so

express it, in our ideas of

the

natural

world

which do

not

depend

on

the

will or appointment

of

God

;

and these

are perfectly unchangeable.

"

A globe

is

not

fit

to fill up

the

space

of

a

hollow,

cube

;

nor

is

a triangle

fit to fill

up the area of

a circle."

Note, By the eternal

fitness

of

things,

we

must understand

the

same

as before

I

said con-

cerning eternal truths,

viz.

that

in

themselves they

are mere

abstracted

ideas, and

can

have

no

real, eternal

existence

but in

the mind

of God.

Let

it

be

observed

also,

that this

eternal

fitness

of things

does not

require the

actual existence of these

things

from

eternity

:

If

the mere ideas of these things have

a necessary

connexion

together, they

may

be

called eternal

fitnesses,

in

the

sense

I

have explained.

I

think

there

can

re-

main

no

reasonable doubt or contest

upon

this matter.

The

sup-

position of

a

God,

or

no

God,

seems

to make

no

alteration in

these abstracted

ideas.

There

seems also to be an

eternal

fitness

or unfitness in

the

actions

of single, rational and

sensible beings.

Note,

Though

we

are

here speaking

chiefly

of mankind,

yet

I

call

every rational

being

sensible,

whether

it

be

united to

flesh or blood

or

no; be-

cause

it

is conscious

and perceptive of

pleasure

or pain, happi-

ness

or

misery.

I

say therefore,

it

is fit

that

every

rational

being

should

preserve

itself,

at least

so

far as it may

be

made

happy

;

and it

is

unfit

that it

should

destroy

itself,

or permit its

own destruction.

It

is fit

a

rational being

should seek its

owir

general,

ultimate, or supreme

happiness;

and

it

is

unfit

that

such

a

being should procure its

own

misery, or permit it,

if he

can avoid it.

Nature,

self-love, and reason,

seem

to dictate

the

same

thing.
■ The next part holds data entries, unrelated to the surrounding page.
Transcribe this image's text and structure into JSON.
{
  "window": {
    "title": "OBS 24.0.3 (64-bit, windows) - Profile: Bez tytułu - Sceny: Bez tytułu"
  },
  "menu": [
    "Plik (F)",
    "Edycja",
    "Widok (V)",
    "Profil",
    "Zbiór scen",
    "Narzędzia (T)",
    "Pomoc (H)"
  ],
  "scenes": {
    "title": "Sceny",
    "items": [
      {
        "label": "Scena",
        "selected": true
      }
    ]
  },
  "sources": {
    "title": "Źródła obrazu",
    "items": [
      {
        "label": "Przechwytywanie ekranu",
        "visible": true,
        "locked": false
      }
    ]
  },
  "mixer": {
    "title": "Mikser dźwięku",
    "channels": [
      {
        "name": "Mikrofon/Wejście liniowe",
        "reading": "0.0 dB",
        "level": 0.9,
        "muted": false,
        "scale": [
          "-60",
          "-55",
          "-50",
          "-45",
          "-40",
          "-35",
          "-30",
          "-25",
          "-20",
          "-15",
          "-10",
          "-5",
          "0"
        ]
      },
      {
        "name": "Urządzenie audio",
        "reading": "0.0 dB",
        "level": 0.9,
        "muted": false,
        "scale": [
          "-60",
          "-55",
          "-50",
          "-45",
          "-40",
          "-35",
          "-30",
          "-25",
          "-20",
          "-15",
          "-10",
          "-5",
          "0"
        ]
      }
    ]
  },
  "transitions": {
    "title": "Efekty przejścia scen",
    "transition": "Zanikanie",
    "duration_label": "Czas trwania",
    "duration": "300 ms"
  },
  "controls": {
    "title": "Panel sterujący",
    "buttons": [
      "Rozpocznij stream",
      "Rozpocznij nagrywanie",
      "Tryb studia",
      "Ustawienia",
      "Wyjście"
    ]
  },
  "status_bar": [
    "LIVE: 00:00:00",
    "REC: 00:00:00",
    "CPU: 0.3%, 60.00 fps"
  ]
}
This

self

-preservation and self

-

felicitation,

are in-

wrought in our natural

constitution

:

and our

rational

powers

confirm it.

These

may be called single

or personal duties

of

* ]

use the words

o general, ultimate and supreme happiness,'" to distin..

guish

it

from any

particular present pleasures,

winch a man may and ought

to

deny

or refuse

by the

mere rules of reason,

when

they stand in

competition

with

Isis

general

And

ultimate

happiness;